▶ _Task item_
Only the lines with the string "this" are needed; return each of them from the entries below.

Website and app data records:
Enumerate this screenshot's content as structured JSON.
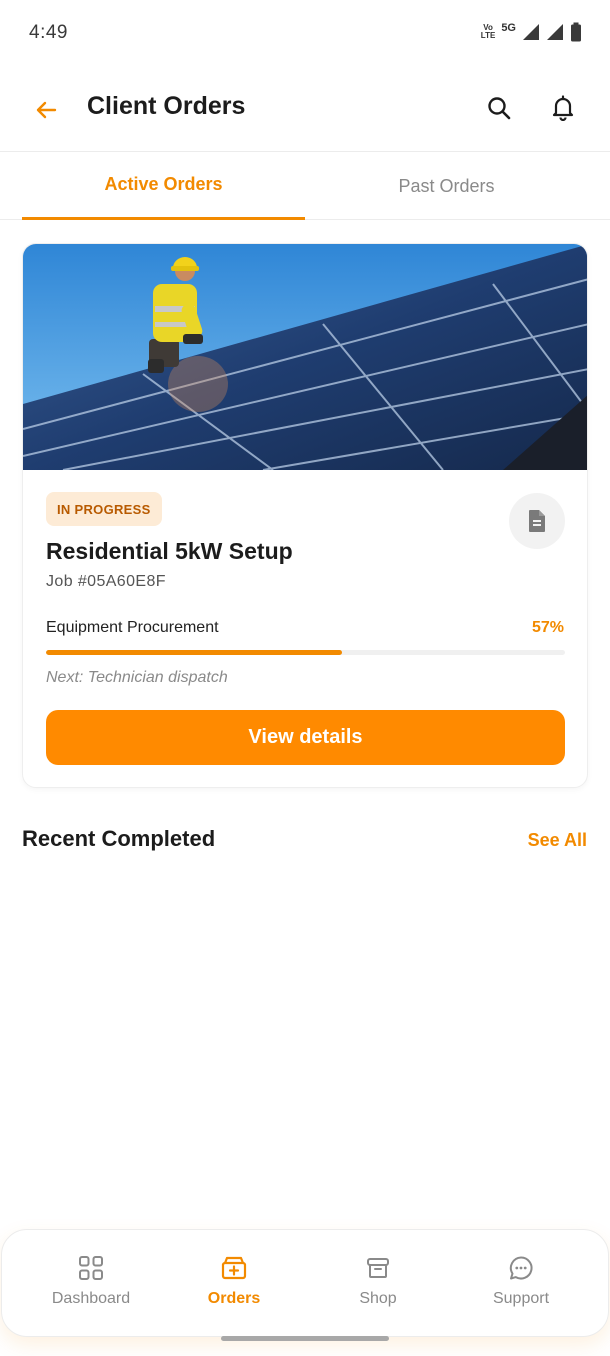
{
  "status_bar": {
    "time": "4:49",
    "volte_top": "Vo",
    "volte_bottom": "LTE",
    "network": "5G"
  },
  "app_bar": {
    "title": "Client Orders"
  },
  "tabs": [
    {
      "label": "Active Orders",
      "active": true
    },
    {
      "label": "Past Orders",
      "active": false
    }
  ],
  "order": {
    "status": "IN PROGRESS",
    "title": "Residential 5kW Setup",
    "job_id": "Job #05A60E8F",
    "stage": "Equipment Procurement",
    "progress_label": "57%",
    "progress": 0.57,
    "next": "Next: Technician dispatch",
    "action": "View details"
  },
  "recent": {
    "title": "Recent Completed",
    "see_all": "See All"
  },
  "bottom_nav": [
    {
      "label": "Dashboard",
      "icon": "grid-icon",
      "active": false
    },
    {
      "label": "Orders",
      "icon": "orders-box-icon",
      "active": true
    },
    {
      "label": "Shop",
      "icon": "shop-box-icon",
      "active": false
    },
    {
      "label": "Support",
      "icon": "chat-icon",
      "active": false
    }
  ],
  "colors": {
    "accent": "#f28a00",
    "button": "#ff8a00",
    "badge_bg": "#fdebd6"
  }
}
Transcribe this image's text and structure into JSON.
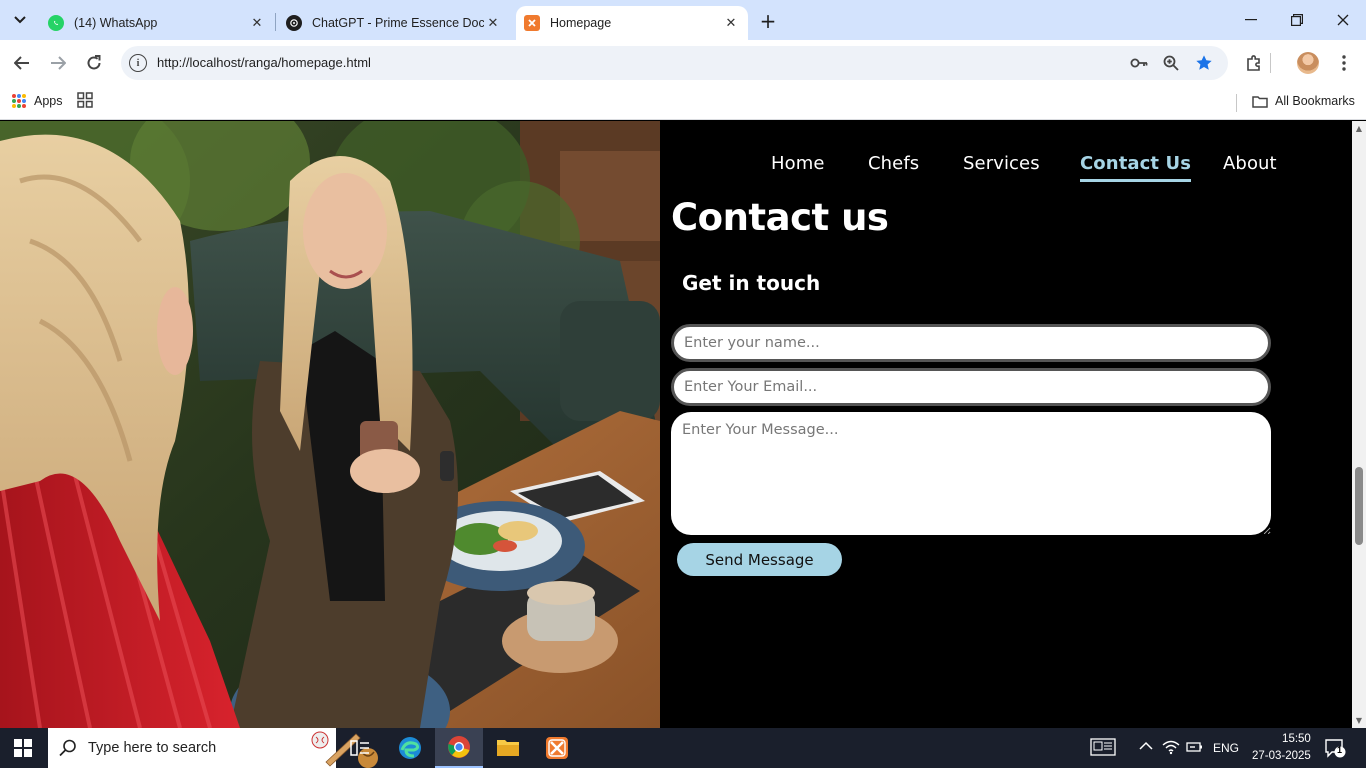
{
  "browser": {
    "tabs": [
      {
        "title": "(14) WhatsApp",
        "active": false,
        "favicon": "whatsapp-icon"
      },
      {
        "title": "ChatGPT - Prime Essence Doc",
        "active": false,
        "favicon": "chatgpt-icon"
      },
      {
        "title": "Homepage",
        "active": true,
        "favicon": "xampp-icon"
      }
    ],
    "url": "http://localhost/ranga/homepage.html",
    "bookmarks": {
      "apps_label": "Apps",
      "all_bookmarks_label": "All Bookmarks"
    }
  },
  "site": {
    "nav": [
      {
        "label": "Home",
        "active": false
      },
      {
        "label": "Chefs",
        "active": false
      },
      {
        "label": "Services",
        "active": false
      },
      {
        "label": "Contact Us",
        "active": true
      },
      {
        "label": "About",
        "active": false
      }
    ],
    "contact": {
      "heading": "Contact us",
      "subheading": "Get in touch",
      "name_placeholder": "Enter your name...",
      "email_placeholder": "Enter Your Email...",
      "message_placeholder": "Enter Your Message...",
      "submit_label": "Send Message"
    },
    "accent_color": "#a6d4e5"
  },
  "taskbar": {
    "search_placeholder": "Type here to search",
    "language": "ENG",
    "time": "15:50",
    "date": "27-03-2025",
    "notification_count": "1"
  }
}
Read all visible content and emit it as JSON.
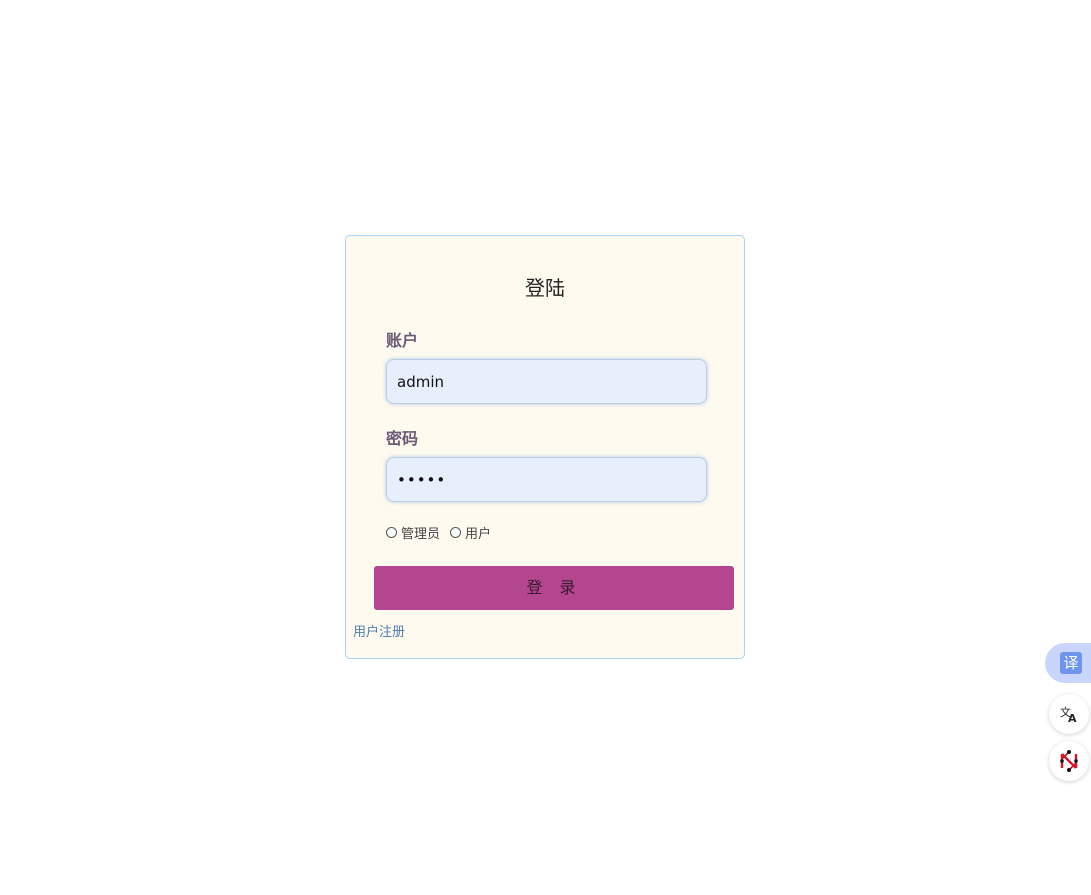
{
  "login": {
    "title": "登陆",
    "account_label": "账户",
    "account_value": "admin",
    "password_label": "密码",
    "password_value": "12345",
    "roles": [
      {
        "label": "管理员",
        "selected": false
      },
      {
        "label": "用户",
        "selected": false
      }
    ],
    "submit_label": "登 录",
    "register_link": "用户注册"
  },
  "side_tools": {
    "translate_glyph": "译",
    "icons": [
      "translate-icon",
      "language-icon",
      "network-icon"
    ]
  },
  "colors": {
    "card_bg": "#fefaf0",
    "card_border": "#a9d3f2",
    "input_bg": "#e7effc",
    "button_bg": "#b3468e",
    "link": "#4f7eb0"
  }
}
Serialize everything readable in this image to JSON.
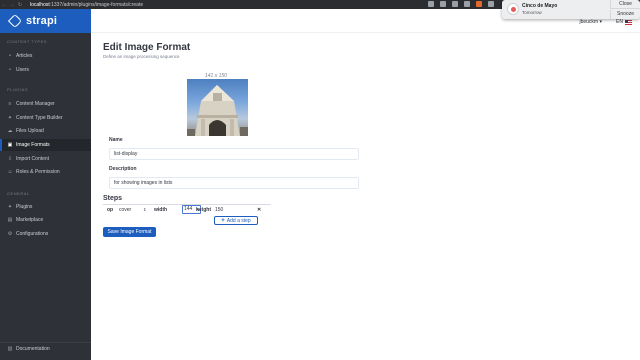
{
  "browser": {
    "url_host": "localhost",
    "url_path": ":1337/admin/plugins/image-formats/create"
  },
  "notification": {
    "title": "Cinco de Mayo",
    "subtitle": "Tomorrow",
    "close_label": "Close",
    "snooze_label": "Snooze"
  },
  "sidebar": {
    "brand": "strapi",
    "content_types_title": "Content Types",
    "content_types": [
      {
        "label": "Articles"
      },
      {
        "label": "Users"
      }
    ],
    "plugins_title": "Plugins",
    "plugins": [
      {
        "label": "Content Manager",
        "icon": "list-icon"
      },
      {
        "label": "Content Type Builder",
        "icon": "puzzle-icon"
      },
      {
        "label": "Files Upload",
        "icon": "cloud-upload-icon"
      },
      {
        "label": "Image Formats",
        "icon": "image-icon",
        "active": true
      },
      {
        "label": "Import Content",
        "icon": "download-icon"
      },
      {
        "label": "Roles & Permission",
        "icon": "users-icon"
      }
    ],
    "general_title": "General",
    "general": [
      {
        "label": "Plugins",
        "icon": "puzzle-icon"
      },
      {
        "label": "Marketplace",
        "icon": "shop-icon"
      },
      {
        "label": "Configurations",
        "icon": "gear-icon"
      }
    ],
    "footer": {
      "label": "Documentation",
      "icon": "book-icon"
    }
  },
  "header": {
    "user": "jbeuckm",
    "lang": "EN"
  },
  "page": {
    "title": "Edit Image Format",
    "subtitle": "Define an image processing sequence",
    "preview_dims": "141 x 150",
    "name_label": "Name",
    "name_value": "list-display",
    "description_label": "Description",
    "description_value": "for showing images in lists",
    "steps_title": "Steps",
    "step": {
      "op_label": "op",
      "op_value": "cover",
      "width_label": "width",
      "width_value": "144",
      "height_label": "height",
      "height_value": "150",
      "remove_icon": "✕"
    },
    "add_step_label": "Add a step",
    "save_label": "Save Image Format"
  },
  "colors": {
    "brand": "#1c5dbd",
    "sidebar_bg": "#2e3137"
  }
}
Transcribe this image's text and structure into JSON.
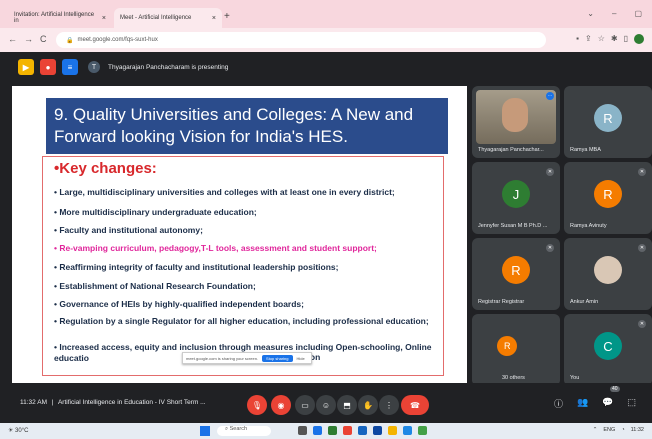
{
  "browser": {
    "tabs": [
      {
        "label": "Invitation: Artificial Intelligence in",
        "close": "×"
      },
      {
        "label": "Meet - Artificial Intelligence",
        "close": "×"
      }
    ],
    "new_tab": "+",
    "url": "meet.google.com/fqs-suxt-hux",
    "nav": {
      "back": "←",
      "forward": "→",
      "reload": "C"
    }
  },
  "meet_top": {
    "presenting_text": "Thyagarajan Panchacharam is presenting"
  },
  "slide": {
    "title": "9. Quality Universities and Colleges: A New and Forward looking Vision for India's HES.",
    "heading": "Key changes:",
    "bullets": [
      "Large, multidisciplinary universities and colleges with at least one in every district;",
      "More multidisciplinary undergraduate education;",
      "Faculty and institutional autonomy;",
      "Re-vamping curriculum, pedagogy,T-L tools, assessment and student support;",
      "Reaffirming integrity of faculty and institutional leadership positions;",
      "Establishment of National Research Foundation;",
      "Governance of HEIs by highly-qualified independent boards;",
      "Regulation by a single Regulator for all higher education, including professional education;",
      "Increased access, equity and inclusion through measures including Open-schooling, Online educatio"
    ],
    "bullet_tail": "ation",
    "share_overlay": {
      "text": "meet.google.com is sharing your screen.",
      "stop": "Stop sharing",
      "hide": "Hide"
    }
  },
  "participants": [
    {
      "name": "Thyagarajan Panchachar...",
      "initial": "",
      "color": ""
    },
    {
      "name": "Ramya MBA",
      "initial": "R",
      "color": "#8ab4c8"
    },
    {
      "name": "Jennyfer Susan M B Ph.D ...",
      "initial": "J",
      "color": "#2e7d32"
    },
    {
      "name": "Ramya Avinuty",
      "initial": "R",
      "color": "#f57c00"
    },
    {
      "name": "Registrar Registrar",
      "initial": "R",
      "color": "#f57c00"
    },
    {
      "name": "Ankur Amin",
      "initial": "",
      "color": ""
    },
    {
      "name": "30 others",
      "initial": "R",
      "color": "#f57c00"
    },
    {
      "name": "You",
      "initial": "C",
      "color": "#009688"
    }
  ],
  "bottom": {
    "time": "11:32 AM",
    "meeting": "Artificial Intelligence in Education - IV Short Term ...",
    "participant_count": "40"
  },
  "taskbar": {
    "temp": "30°C",
    "search": "Search",
    "tray_lang": "ENG",
    "clock": "11:32"
  }
}
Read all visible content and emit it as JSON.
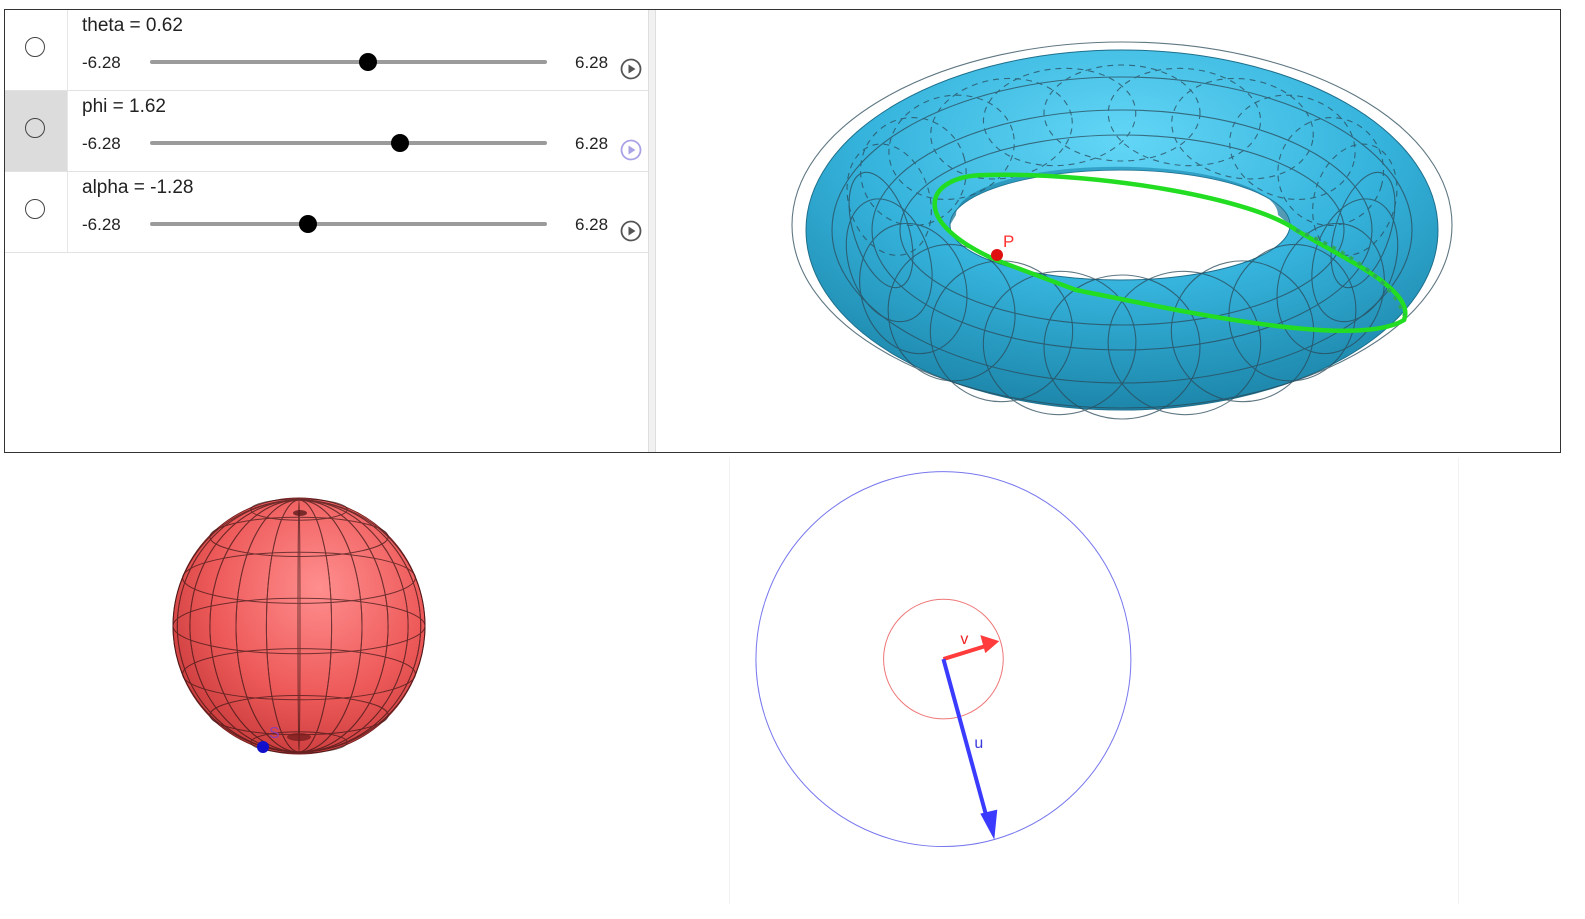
{
  "algebra": {
    "sliders": [
      {
        "name": "theta",
        "value": "0.62",
        "min": "-6.28",
        "max": "6.28",
        "fraction": 0.549,
        "selected": false,
        "play_active": false
      },
      {
        "name": "phi",
        "value": "1.62",
        "min": "-6.28",
        "max": "6.28",
        "fraction": 0.629,
        "selected": true,
        "play_active": true
      },
      {
        "name": "alpha",
        "value": "-1.28",
        "min": "-6.28",
        "max": "6.28",
        "fraction": 0.398,
        "selected": false,
        "play_active": false
      }
    ]
  },
  "torus": {
    "point_label": "P",
    "surface_color": "#35b3dc",
    "curve_color": "#22dd22",
    "point_color": "#e01010"
  },
  "sphere": {
    "point_label": "S",
    "surface_color": "#ee5a5a",
    "point_color": "#1010cc",
    "label_color": "#8a3fb0"
  },
  "vectors": {
    "v_label": "v",
    "u_label": "u",
    "v_color": "#ff3b3b",
    "u_color": "#3b3bff",
    "outer_circle_color": "#7777ee",
    "inner_circle_color": "#ee7777"
  }
}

▶ _Result below_
Enumerate this screenshot's content as structured JSON.
Transcribe this image's text and structure into JSON.
Serialize everything readable in this image to JSON.
Transcribe this image's text and structure into JSON.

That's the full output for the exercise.